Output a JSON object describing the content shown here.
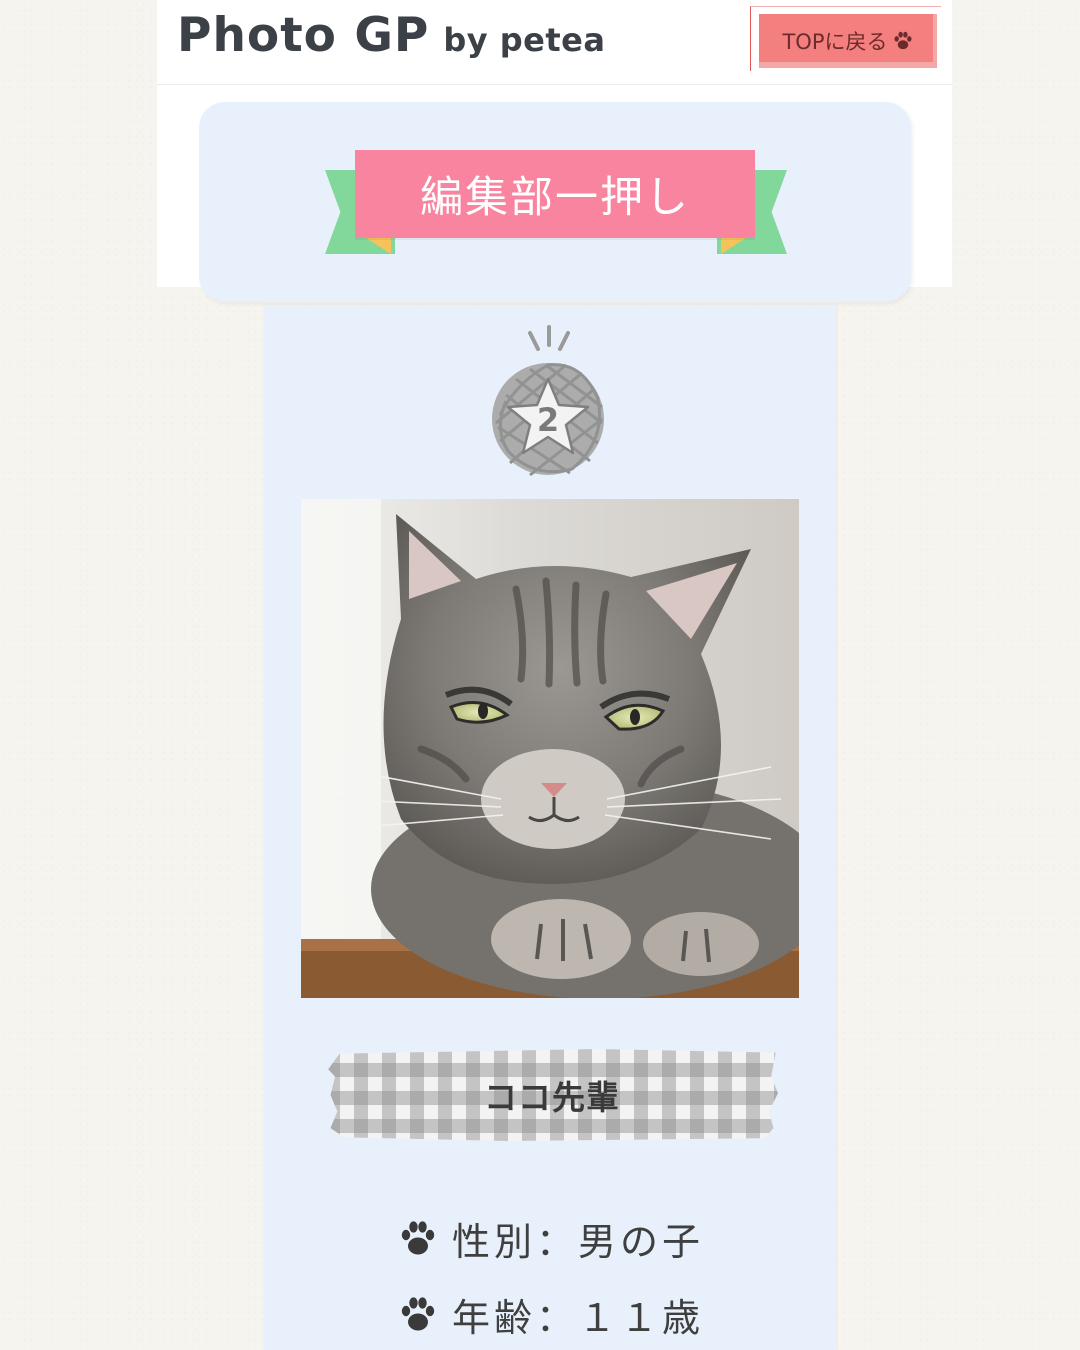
{
  "header": {
    "logo_main": "Photo GP",
    "logo_sub": "by petea",
    "top_button_label": "TOPに戻る"
  },
  "banner": {
    "title": "編集部一押し"
  },
  "entry": {
    "rank": "2",
    "name": "ココ先輩",
    "gender_label": "性別",
    "gender_value": "男の子",
    "age_label": "年齢",
    "age_value": "１１歳",
    "separator": "："
  },
  "colors": {
    "page_bg": "#f6f4ee",
    "card_bg": "#e8f1fb",
    "ribbon_pink": "#f9849f",
    "ribbon_green": "#82d89a",
    "top_button": "#f47f7f",
    "text_dark": "#3b4146"
  },
  "icons": [
    "paw-icon",
    "star-rank-badge"
  ]
}
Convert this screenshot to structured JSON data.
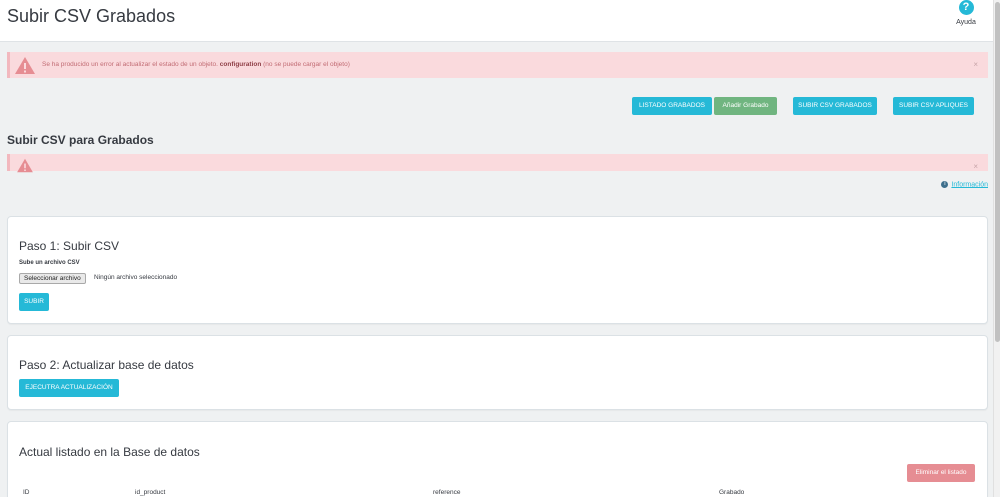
{
  "header": {
    "title": "Subir CSV Grabados",
    "help_icon": "?",
    "help_label": "Ayuda"
  },
  "alerts": {
    "top": {
      "prefix": "Se ha producido un error al actualizar el estado de un objeto.",
      "object": "configuration",
      "suffix": "(no se puede cargar el objeto)",
      "close": "×"
    },
    "second": {
      "close": "×"
    }
  },
  "toolbar": {
    "listado": "LISTADO GRABADOS",
    "anadir": "Añadir Grabado",
    "subir_grabados": "SUBIR CSV GRABADOS",
    "subir_apliques": "SUBIR CSV APLIQUES"
  },
  "section": {
    "title": "Subir CSV para Grabados",
    "info_icon": "i",
    "info_link": "Información"
  },
  "paso1": {
    "title": "Paso 1: Subir CSV",
    "field_label": "Sube un archivo CSV",
    "file_button": "Seleccionar archivo",
    "file_status": "Ningún archivo seleccionado",
    "submit": "SUBIR"
  },
  "paso2": {
    "title": "Paso 2: Actualizar base de datos",
    "button": "EJECUTRA ACTUALIZACIÓN"
  },
  "listado": {
    "title": "Actual listado en la Base de datos",
    "delete_button": "Eliminar el listado",
    "columns": [
      "ID",
      "id_product",
      "reference",
      "Grabado"
    ]
  },
  "colors": {
    "primary": "#25b9d7",
    "success": "#70b580",
    "danger": "#e68d93",
    "alert_bg": "#fadadd"
  }
}
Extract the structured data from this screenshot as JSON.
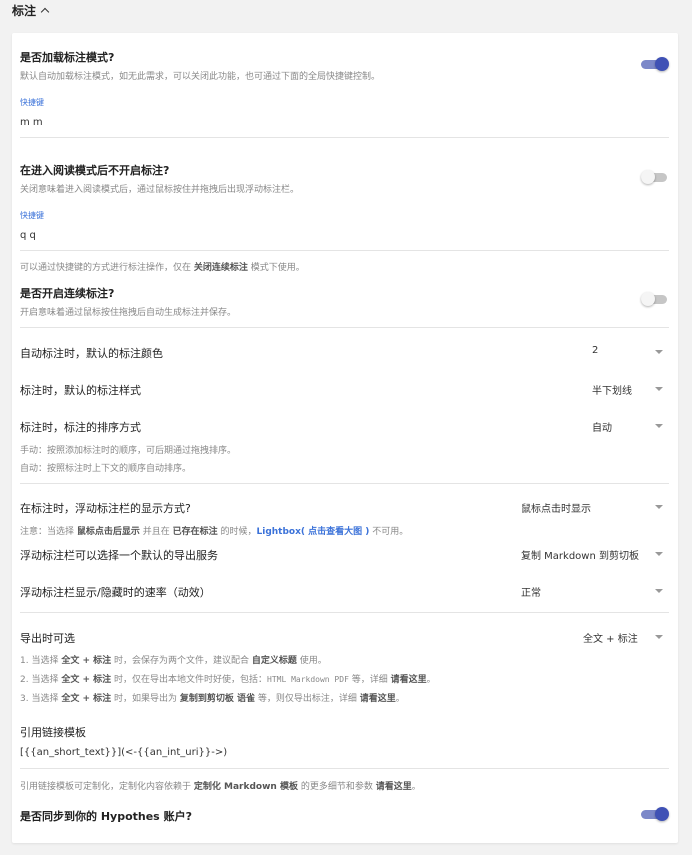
{
  "section": {
    "title": "标注"
  },
  "load_mode": {
    "title": "是否加载标注模式?",
    "desc": "默认自动加载标注模式，如无此需求，可以关闭此功能，也可通过下面的全局快捷键控制。",
    "shortcut_label": "快捷键",
    "shortcut_value": "m m",
    "enabled": true
  },
  "reading_mode": {
    "title": "在进入阅读模式后不开启标注?",
    "desc": "关闭意味着进入阅读模式后，通过鼠标按住并拖拽后出现浮动标注栏。",
    "shortcut_label": "快捷键",
    "shortcut_value": "q q",
    "enabled": false
  },
  "continuous": {
    "note_pre": "可以通过快捷键的方式进行标注操作，仅在 ",
    "note_bold": "关闭连续标注",
    "note_post": " 模式下使用。",
    "title": "是否开启连续标注?",
    "desc": "开启意味着通过鼠标按住拖拽后自动生成标注并保存。",
    "enabled": false
  },
  "auto_color": {
    "title": "自动标注时，默认的标注颜色",
    "value": "2"
  },
  "default_style": {
    "title": "标注时，默认的标注样式",
    "value": "半下划线"
  },
  "sort_mode": {
    "title": "标注时，标注的排序方式",
    "value": "自动",
    "desc1": "手动：按照添加标注时的顺序，可后期通过拖拽排序。",
    "desc2": "自动：按照标注时上下文的顺序自动排序。"
  },
  "float_display": {
    "title": "在标注时，浮动标注栏的显示方式?",
    "value": "鼠标点击时显示",
    "note_a": "注意：当选择 ",
    "note_b": "鼠标点击后显示",
    "note_c": " 并且在 ",
    "note_d": "已存在标注",
    "note_e": " 的时候，",
    "note_link": "Lightbox( 点击查看大图 )",
    "note_f": " 不可用。"
  },
  "export_service": {
    "title": "浮动标注栏可以选择一个默认的导出服务",
    "value": "复制 Markdown 到剪切板"
  },
  "speed": {
    "title": "浮动标注栏显示/隐藏时的速率（动效）",
    "value": "正常"
  },
  "export_opt": {
    "title": "导出时可选",
    "value": "全文 + 标注",
    "l1_a": "1. 当选择 ",
    "l1_b": "全文 + 标注",
    "l1_c": " 时，会保存为两个文件，建议配合 ",
    "l1_link": "自定义标题",
    "l1_d": " 使用。",
    "l2_a": "2. 当选择 ",
    "l2_b": "全文 + 标注",
    "l2_c": " 时，仅在导出本地文件时好使，包括：",
    "l2_mono": "HTML Markdown PDF",
    "l2_d": " 等，详细 ",
    "l2_link": "请看这里",
    "l2_e": "。",
    "l3_a": "3. 当选择 ",
    "l3_b": "全文 + 标注",
    "l3_c": " 时，如果导出为 ",
    "l3_d": "复制到剪切板 语雀",
    "l3_e": " 等，则仅导出标注，详细 ",
    "l3_link": "请看这里",
    "l3_f": "。"
  },
  "citation": {
    "title": "引用链接模板",
    "template": "[{{an_short_text}}](<-{{an_int_uri}}->)",
    "note_a": "引用链接模板可定制化，定制化内容依赖于 ",
    "note_bold": "定制化 Markdown 模板",
    "note_b": " 的更多细节和参数 ",
    "note_link": "请看这里",
    "note_c": "。"
  },
  "hypothes": {
    "title": "是否同步到你的 Hypothes 账户?",
    "enabled": true
  }
}
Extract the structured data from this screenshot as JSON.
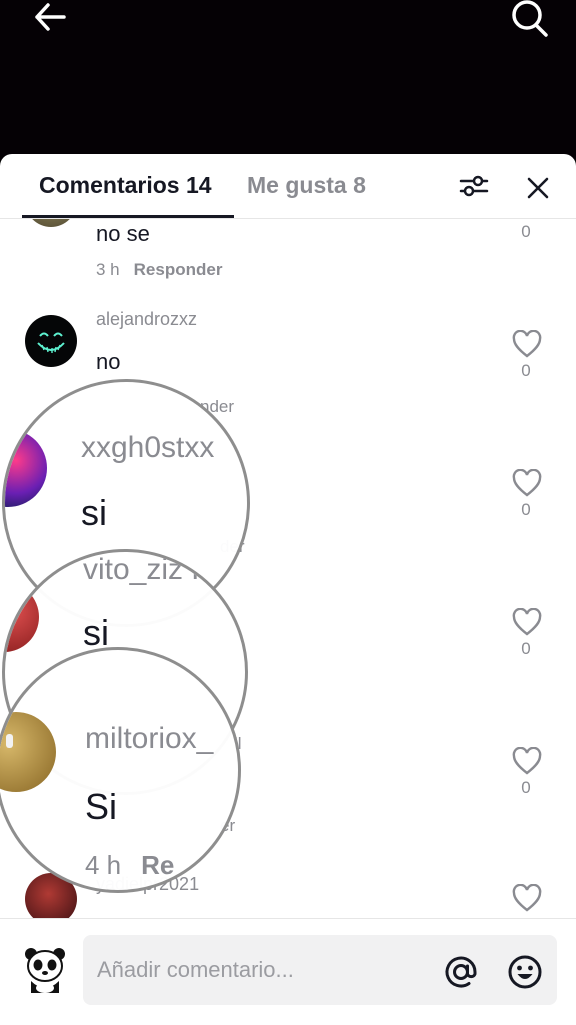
{
  "tabs": {
    "comments": "Comentarios 14",
    "likes": "Me gusta 8"
  },
  "comments": [
    {
      "username": "",
      "text": "no se",
      "time": "3 h",
      "reply": "Responder",
      "likes": "0"
    },
    {
      "username": "alejandrozxz",
      "text": "no",
      "likes": "0"
    },
    {
      "username": "xxgh0stxx",
      "text": "si",
      "likes": "0"
    },
    {
      "username": "vito_ziz R",
      "text": "si",
      "likes": "0"
    },
    {
      "username": "miltoriox_",
      "text": "Si",
      "time": "4 h",
      "reply": "Re",
      "likes": "0"
    },
    {
      "username": "yadielpr2021"
    }
  ],
  "peek": {
    "r1": "nder",
    "r2": "der",
    "r3": "ll",
    "r4": "er"
  },
  "input": {
    "placeholder": "Añadir comentario..."
  },
  "icons": {
    "back": "arrow-left-icon",
    "search": "search-icon",
    "filter": "sliders-icon",
    "close": "close-icon",
    "mention": "at-icon",
    "emoji": "emoji-icon"
  }
}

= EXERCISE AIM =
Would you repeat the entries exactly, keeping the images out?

= EXERCISE RESPONSE =
Output a JSON object describing the content shown here.
{
  "header": {
    "logo_main": "Photo GP",
    "logo_sub": "by petea",
    "top_button_label": "TOPに戻る"
  },
  "banner": {
    "title": "編集部一押し"
  },
  "entry": {
    "rank": "2",
    "name": "ココ先輩",
    "gender_label": "性別",
    "gender_value": "男の子",
    "age_label": "年齢",
    "age_value": "１１歳",
    "separator": "："
  },
  "colors": {
    "page_bg": "#f6f4ee",
    "card_bg": "#e8f1fb",
    "ribbon_pink": "#f9849f",
    "ribbon_green": "#82d89a",
    "top_button": "#f47f7f",
    "text_dark": "#3b4146"
  },
  "icons": [
    "paw-icon",
    "star-rank-badge"
  ]
}
Convert this screenshot to structured JSON data.
{
  "header": {
    "title": "Subir CSV Grabados",
    "help_icon": "?",
    "help_label": "Ayuda"
  },
  "alerts": {
    "top": {
      "prefix": "Se ha producido un error al actualizar el estado de un objeto.",
      "object": "configuration",
      "suffix": "(no se puede cargar el objeto)",
      "close": "×"
    },
    "second": {
      "close": "×"
    }
  },
  "toolbar": {
    "listado": "LISTADO GRABADOS",
    "anadir": "Añadir Grabado",
    "subir_grabados": "SUBIR CSV GRABADOS",
    "subir_apliques": "SUBIR CSV APLIQUES"
  },
  "section": {
    "title": "Subir CSV para Grabados",
    "info_icon": "i",
    "info_link": "Información"
  },
  "paso1": {
    "title": "Paso 1: Subir CSV",
    "field_label": "Sube un archivo CSV",
    "file_button": "Seleccionar archivo",
    "file_status": "Ningún archivo seleccionado",
    "submit": "SUBIR"
  },
  "paso2": {
    "title": "Paso 2: Actualizar base de datos",
    "button": "EJECUTRA ACTUALIZACIÓN"
  },
  "listado": {
    "title": "Actual listado en la Base de datos",
    "delete_button": "Eliminar el listado",
    "columns": [
      "ID",
      "id_product",
      "reference",
      "Grabado"
    ]
  },
  "colors": {
    "primary": "#25b9d7",
    "success": "#70b580",
    "danger": "#e68d93",
    "alert_bg": "#fadadd"
  }
}
Extract the structured data from this screenshot as JSON.
{
  "section": {
    "title": "标注"
  },
  "load_mode": {
    "title": "是否加载标注模式?",
    "desc": "默认自动加载标注模式，如无此需求，可以关闭此功能，也可通过下面的全局快捷键控制。",
    "shortcut_label": "快捷键",
    "shortcut_value": "m m",
    "enabled": true
  },
  "reading_mode": {
    "title": "在进入阅读模式后不开启标注?",
    "desc": "关闭意味着进入阅读模式后，通过鼠标按住并拖拽后出现浮动标注栏。",
    "shortcut_label": "快捷键",
    "shortcut_value": "q q",
    "enabled": false
  },
  "continuous": {
    "note_pre": "可以通过快捷键的方式进行标注操作，仅在 ",
    "note_bold": "关闭连续标注",
    "note_post": " 模式下使用。",
    "title": "是否开启连续标注?",
    "desc": "开启意味着通过鼠标按住拖拽后自动生成标注并保存。",
    "enabled": false
  },
  "auto_color": {
    "title": "自动标注时，默认的标注颜色",
    "value": "2"
  },
  "default_style": {
    "title": "标注时，默认的标注样式",
    "value": "半下划线"
  },
  "sort_mode": {
    "title": "标注时，标注的排序方式",
    "value": "自动",
    "desc1": "手动：按照添加标注时的顺序，可后期通过拖拽排序。",
    "desc2": "自动：按照标注时上下文的顺序自动排序。"
  },
  "float_display": {
    "title": "在标注时，浮动标注栏的显示方式?",
    "value": "鼠标点击时显示",
    "note_a": "注意：当选择 ",
    "note_b": "鼠标点击后显示",
    "note_c": " 并且在 ",
    "note_d": "已存在标注",
    "note_e": " 的时候，",
    "note_link": "Lightbox( 点击查看大图 )",
    "note_f": " 不可用。"
  },
  "export_service": {
    "title": "浮动标注栏可以选择一个默认的导出服务",
    "value": "复制 Markdown 到剪切板"
  },
  "speed": {
    "title": "浮动标注栏显示/隐藏时的速率（动效）",
    "value": "正常"
  },
  "export_opt": {
    "title": "导出时可选",
    "value": "全文 + 标注",
    "l1_a": "1. 当选择 ",
    "l1_b": "全文 + 标注",
    "l1_c": " 时，会保存为两个文件，建议配合 ",
    "l1_link": "自定义标题",
    "l1_d": " 使用。",
    "l2_a": "2. 当选择 ",
    "l2_b": "全文 + 标注",
    "l2_c": " 时，仅在导出本地文件时好使，包括：",
    "l2_mono": "HTML Markdown PDF",
    "l2_d": " 等，详细 ",
    "l2_link": "请看这里",
    "l2_e": "。",
    "l3_a": "3. 当选择 ",
    "l3_b": "全文 + 标注",
    "l3_c": " 时，如果导出为 ",
    "l3_d": "复制到剪切板 语雀",
    "l3_e": " 等，则仅导出标注，详细 ",
    "l3_link": "请看这里",
    "l3_f": "。"
  },
  "citation": {
    "title": "引用链接模板",
    "template": "[{{an_short_text}}](<-{{an_int_uri}}->)",
    "note_a": "引用链接模板可定制化，定制化内容依赖于 ",
    "note_bold": "定制化 Markdown 模板",
    "note_b": " 的更多细节和参数 ",
    "note_link": "请看这里",
    "note_c": "。"
  },
  "hypothes": {
    "title": "是否同步到你的 Hypothes 账户?",
    "enabled": true
  }
}
Extract the structured data from this screenshot as JSON.
{
  "tabs": {
    "comments": "Comentarios 14",
    "likes": "Me gusta 8"
  },
  "comments": [
    {
      "username": "",
      "text": "no se",
      "time": "3 h",
      "reply": "Responder",
      "likes": "0"
    },
    {
      "username": "alejandrozxz",
      "text": "no",
      "likes": "0"
    },
    {
      "username": "xxgh0stxx",
      "text": "si",
      "likes": "0"
    },
    {
      "username": "vito_ziz R",
      "text": "si",
      "likes": "0"
    },
    {
      "username": "miltoriox_",
      "text": "Si",
      "time": "4 h",
      "reply": "Re",
      "likes": "0"
    },
    {
      "username": "yadielpr2021"
    }
  ],
  "peek": {
    "r1": "nder",
    "r2": "der",
    "r3": "ll",
    "r4": "er"
  },
  "input": {
    "placeholder": "Añadir comentario..."
  },
  "icons": {
    "back": "arrow-left-icon",
    "search": "search-icon",
    "filter": "sliders-icon",
    "close": "close-icon",
    "mention": "at-icon",
    "emoji": "emoji-icon"
  }
}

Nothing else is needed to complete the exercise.